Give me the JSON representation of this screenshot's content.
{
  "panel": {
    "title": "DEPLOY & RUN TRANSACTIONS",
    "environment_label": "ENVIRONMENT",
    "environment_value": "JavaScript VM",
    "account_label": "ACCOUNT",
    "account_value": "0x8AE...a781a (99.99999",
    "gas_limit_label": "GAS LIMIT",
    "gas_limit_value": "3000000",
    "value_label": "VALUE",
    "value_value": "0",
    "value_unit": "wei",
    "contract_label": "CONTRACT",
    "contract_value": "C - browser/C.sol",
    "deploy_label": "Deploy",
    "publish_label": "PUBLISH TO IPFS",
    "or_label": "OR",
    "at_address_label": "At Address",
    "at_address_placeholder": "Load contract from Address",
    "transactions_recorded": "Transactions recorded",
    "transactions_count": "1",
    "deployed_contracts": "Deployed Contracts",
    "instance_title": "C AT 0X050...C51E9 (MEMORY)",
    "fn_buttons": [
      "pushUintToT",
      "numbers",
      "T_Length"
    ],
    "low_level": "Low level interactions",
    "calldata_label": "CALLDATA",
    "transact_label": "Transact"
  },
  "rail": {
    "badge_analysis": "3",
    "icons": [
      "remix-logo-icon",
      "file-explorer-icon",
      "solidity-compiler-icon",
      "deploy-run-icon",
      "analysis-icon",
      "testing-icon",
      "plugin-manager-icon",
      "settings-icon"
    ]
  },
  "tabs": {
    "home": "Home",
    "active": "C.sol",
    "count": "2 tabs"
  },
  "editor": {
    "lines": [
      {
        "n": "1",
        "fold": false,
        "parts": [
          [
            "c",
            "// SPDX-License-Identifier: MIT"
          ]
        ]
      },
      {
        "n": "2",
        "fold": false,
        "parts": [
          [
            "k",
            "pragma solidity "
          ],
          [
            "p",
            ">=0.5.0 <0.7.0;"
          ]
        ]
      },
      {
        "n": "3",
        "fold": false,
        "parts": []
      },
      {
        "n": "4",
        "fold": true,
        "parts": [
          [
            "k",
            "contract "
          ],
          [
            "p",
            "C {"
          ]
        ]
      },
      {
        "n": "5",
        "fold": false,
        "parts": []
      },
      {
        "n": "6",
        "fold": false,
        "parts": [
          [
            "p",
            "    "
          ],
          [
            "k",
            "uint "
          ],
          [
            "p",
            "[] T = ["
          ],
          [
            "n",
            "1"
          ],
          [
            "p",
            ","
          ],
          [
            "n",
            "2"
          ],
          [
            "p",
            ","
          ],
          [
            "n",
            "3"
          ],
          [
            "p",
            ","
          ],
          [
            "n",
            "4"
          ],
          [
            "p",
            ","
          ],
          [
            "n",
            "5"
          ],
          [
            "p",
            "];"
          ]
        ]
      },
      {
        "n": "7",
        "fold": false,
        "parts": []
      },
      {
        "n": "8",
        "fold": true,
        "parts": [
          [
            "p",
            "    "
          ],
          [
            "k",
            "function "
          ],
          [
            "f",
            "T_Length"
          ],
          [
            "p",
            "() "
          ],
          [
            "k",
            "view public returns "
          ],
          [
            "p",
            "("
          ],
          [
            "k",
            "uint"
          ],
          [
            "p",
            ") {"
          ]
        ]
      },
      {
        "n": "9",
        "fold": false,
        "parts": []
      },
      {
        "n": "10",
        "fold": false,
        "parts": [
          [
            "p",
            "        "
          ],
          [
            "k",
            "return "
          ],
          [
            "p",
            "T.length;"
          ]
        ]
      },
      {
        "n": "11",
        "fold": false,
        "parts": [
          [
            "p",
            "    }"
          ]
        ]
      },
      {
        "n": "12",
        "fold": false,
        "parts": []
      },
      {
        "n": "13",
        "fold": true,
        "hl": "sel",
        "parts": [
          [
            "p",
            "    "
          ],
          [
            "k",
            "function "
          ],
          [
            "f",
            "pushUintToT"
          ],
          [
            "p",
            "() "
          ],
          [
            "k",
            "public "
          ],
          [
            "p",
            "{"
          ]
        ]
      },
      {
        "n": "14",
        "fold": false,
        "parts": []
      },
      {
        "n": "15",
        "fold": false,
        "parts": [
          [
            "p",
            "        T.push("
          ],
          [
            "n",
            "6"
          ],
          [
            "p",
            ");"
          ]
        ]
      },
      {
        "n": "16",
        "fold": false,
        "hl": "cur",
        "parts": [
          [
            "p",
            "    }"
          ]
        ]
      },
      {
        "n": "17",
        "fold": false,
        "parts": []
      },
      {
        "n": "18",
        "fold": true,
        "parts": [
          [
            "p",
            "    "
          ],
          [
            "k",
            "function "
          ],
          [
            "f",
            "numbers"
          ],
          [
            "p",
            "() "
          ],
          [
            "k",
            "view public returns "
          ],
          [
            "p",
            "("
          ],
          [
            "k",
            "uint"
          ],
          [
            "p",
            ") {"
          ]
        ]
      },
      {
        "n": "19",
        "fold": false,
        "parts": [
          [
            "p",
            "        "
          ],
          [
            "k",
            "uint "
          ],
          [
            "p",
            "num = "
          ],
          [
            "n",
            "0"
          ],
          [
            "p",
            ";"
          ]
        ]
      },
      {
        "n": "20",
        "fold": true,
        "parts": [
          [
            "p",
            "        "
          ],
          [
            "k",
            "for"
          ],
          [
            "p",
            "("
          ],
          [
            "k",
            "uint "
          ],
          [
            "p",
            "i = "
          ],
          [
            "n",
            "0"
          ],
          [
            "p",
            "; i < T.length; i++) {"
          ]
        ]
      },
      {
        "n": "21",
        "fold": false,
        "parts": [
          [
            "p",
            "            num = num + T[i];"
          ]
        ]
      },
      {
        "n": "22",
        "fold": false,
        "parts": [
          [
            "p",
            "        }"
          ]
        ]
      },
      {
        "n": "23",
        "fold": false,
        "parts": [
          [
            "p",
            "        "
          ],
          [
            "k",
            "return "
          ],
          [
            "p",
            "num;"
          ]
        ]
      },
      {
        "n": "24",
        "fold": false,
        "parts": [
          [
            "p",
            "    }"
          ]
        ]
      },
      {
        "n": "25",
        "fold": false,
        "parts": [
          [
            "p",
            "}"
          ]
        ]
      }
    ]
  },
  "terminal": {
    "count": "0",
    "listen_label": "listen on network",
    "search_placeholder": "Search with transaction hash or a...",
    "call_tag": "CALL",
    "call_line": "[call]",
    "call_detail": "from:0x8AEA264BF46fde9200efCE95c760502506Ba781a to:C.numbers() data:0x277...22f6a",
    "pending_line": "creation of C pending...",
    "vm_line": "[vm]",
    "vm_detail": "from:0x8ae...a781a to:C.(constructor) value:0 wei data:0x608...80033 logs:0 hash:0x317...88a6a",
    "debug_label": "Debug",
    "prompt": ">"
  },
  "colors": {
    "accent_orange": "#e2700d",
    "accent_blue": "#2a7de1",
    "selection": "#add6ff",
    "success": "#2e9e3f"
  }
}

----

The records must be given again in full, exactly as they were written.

• _RESULT BELOW_
Give me the JSON representation of this screenshot's content.
{
  "panel": {
    "title": "DEPLOY & RUN TRANSACTIONS",
    "environment_label": "ENVIRONMENT",
    "environment_value": "JavaScript VM",
    "account_label": "ACCOUNT",
    "account_value": "0x8AE...a781a (99.99999",
    "gas_limit_label": "GAS LIMIT",
    "gas_limit_value": "3000000",
    "value_label": "VALUE",
    "value_value": "0",
    "value_unit": "wei",
    "contract_label": "CONTRACT",
    "contract_value": "C - browser/C.sol",
    "deploy_label": "Deploy",
    "publish_label": "PUBLISH TO IPFS",
    "or_label": "OR",
    "at_address_label": "At Address",
    "at_address_placeholder": "Load contract from Address",
    "transactions_recorded": "Transactions recorded",
    "transactions_count": "1",
    "deployed_contracts": "Deployed Contracts",
    "instance_title": "C AT 0X050...C51E9 (MEMORY)",
    "fn_buttons": [
      "pushUintToT",
      "numbers",
      "T_Length"
    ],
    "low_level": "Low level interactions",
    "calldata_label": "CALLDATA",
    "transact_label": "Transact"
  },
  "rail": {
    "badge_analysis": "3",
    "icons": [
      "remix-logo-icon",
      "file-explorer-icon",
      "solidity-compiler-icon",
      "deploy-run-icon",
      "analysis-icon",
      "testing-icon",
      "plugin-manager-icon",
      "settings-icon"
    ]
  },
  "tabs": {
    "home": "Home",
    "active": "C.sol",
    "count": "2 tabs"
  },
  "editor": {
    "lines": [
      {
        "n": "1",
        "fold": false,
        "parts": [
          [
            "c",
            "// SPDX-License-Identifier: MIT"
          ]
        ]
      },
      {
        "n": "2",
        "fold": false,
        "parts": [
          [
            "k",
            "pragma solidity "
          ],
          [
            "p",
            ">=0.5.0 <0.7.0;"
          ]
        ]
      },
      {
        "n": "3",
        "fold": false,
        "parts": []
      },
      {
        "n": "4",
        "fold": true,
        "parts": [
          [
            "k",
            "contract "
          ],
          [
            "p",
            "C {"
          ]
        ]
      },
      {
        "n": "5",
        "fold": false,
        "parts": []
      },
      {
        "n": "6",
        "fold": false,
        "parts": [
          [
            "p",
            "    "
          ],
          [
            "k",
            "uint "
          ],
          [
            "p",
            "[] T = ["
          ],
          [
            "n",
            "1"
          ],
          [
            "p",
            ","
          ],
          [
            "n",
            "2"
          ],
          [
            "p",
            ","
          ],
          [
            "n",
            "3"
          ],
          [
            "p",
            ","
          ],
          [
            "n",
            "4"
          ],
          [
            "p",
            ","
          ],
          [
            "n",
            "5"
          ],
          [
            "p",
            "];"
          ]
        ]
      },
      {
        "n": "7",
        "fold": false,
        "parts": []
      },
      {
        "n": "8",
        "fold": true,
        "parts": [
          [
            "p",
            "    "
          ],
          [
            "k",
            "function "
          ],
          [
            "f",
            "T_Length"
          ],
          [
            "p",
            "() "
          ],
          [
            "k",
            "view public returns "
          ],
          [
            "p",
            "("
          ],
          [
            "k",
            "uint"
          ],
          [
            "p",
            ") {"
          ]
        ]
      },
      {
        "n": "9",
        "fold": false,
        "parts": []
      },
      {
        "n": "10",
        "fold": false,
        "parts": [
          [
            "p",
            "        "
          ],
          [
            "k",
            "return "
          ],
          [
            "p",
            "T.length;"
          ]
        ]
      },
      {
        "n": "11",
        "fold": false,
        "parts": [
          [
            "p",
            "    }"
          ]
        ]
      },
      {
        "n": "12",
        "fold": false,
        "parts": []
      },
      {
        "n": "13",
        "fold": true,
        "hl": "sel",
        "parts": [
          [
            "p",
            "    "
          ],
          [
            "k",
            "function "
          ],
          [
            "f",
            "pushUintToT"
          ],
          [
            "p",
            "() "
          ],
          [
            "k",
            "public "
          ],
          [
            "p",
            "{"
          ]
        ]
      },
      {
        "n": "14",
        "fold": false,
        "parts": []
      },
      {
        "n": "15",
        "fold": false,
        "parts": [
          [
            "p",
            "        T.push("
          ],
          [
            "n",
            "6"
          ],
          [
            "p",
            ");"
          ]
        ]
      },
      {
        "n": "16",
        "fold": false,
        "hl": "cur",
        "parts": [
          [
            "p",
            "    }"
          ]
        ]
      },
      {
        "n": "17",
        "fold": false,
        "parts": []
      },
      {
        "n": "18",
        "fold": true,
        "parts": [
          [
            "p",
            "    "
          ],
          [
            "k",
            "function "
          ],
          [
            "f",
            "numbers"
          ],
          [
            "p",
            "() "
          ],
          [
            "k",
            "view public returns "
          ],
          [
            "p",
            "("
          ],
          [
            "k",
            "uint"
          ],
          [
            "p",
            ") {"
          ]
        ]
      },
      {
        "n": "19",
        "fold": false,
        "parts": [
          [
            "p",
            "        "
          ],
          [
            "k",
            "uint "
          ],
          [
            "p",
            "num = "
          ],
          [
            "n",
            "0"
          ],
          [
            "p",
            ";"
          ]
        ]
      },
      {
        "n": "20",
        "fold": true,
        "parts": [
          [
            "p",
            "        "
          ],
          [
            "k",
            "for"
          ],
          [
            "p",
            "("
          ],
          [
            "k",
            "uint "
          ],
          [
            "p",
            "i = "
          ],
          [
            "n",
            "0"
          ],
          [
            "p",
            "; i < T.length; i++) {"
          ]
        ]
      },
      {
        "n": "21",
        "fold": false,
        "parts": [
          [
            "p",
            "            num = num + T[i];"
          ]
        ]
      },
      {
        "n": "22",
        "fold": false,
        "parts": [
          [
            "p",
            "        }"
          ]
        ]
      },
      {
        "n": "23",
        "fold": false,
        "parts": [
          [
            "p",
            "        "
          ],
          [
            "k",
            "return "
          ],
          [
            "p",
            "num;"
          ]
        ]
      },
      {
        "n": "24",
        "fold": false,
        "parts": [
          [
            "p",
            "    }"
          ]
        ]
      },
      {
        "n": "25",
        "fold": false,
        "parts": [
          [
            "p",
            "}"
          ]
        ]
      }
    ]
  },
  "terminal": {
    "count": "0",
    "listen_label": "listen on network",
    "search_placeholder": "Search with transaction hash or a...",
    "call_tag": "CALL",
    "call_line": "[call]",
    "call_detail": "from:0x8AEA264BF46fde9200efCE95c760502506Ba781a to:C.numbers() data:0x277...22f6a",
    "pending_line": "creation of C pending...",
    "vm_line": "[vm]",
    "vm_detail": "from:0x8ae...a781a to:C.(constructor) value:0 wei data:0x608...80033 logs:0 hash:0x317...88a6a",
    "debug_label": "Debug",
    "prompt": ">"
  },
  "colors": {
    "accent_orange": "#e2700d",
    "accent_blue": "#2a7de1",
    "selection": "#add6ff",
    "success": "#2e9e3f"
  }
}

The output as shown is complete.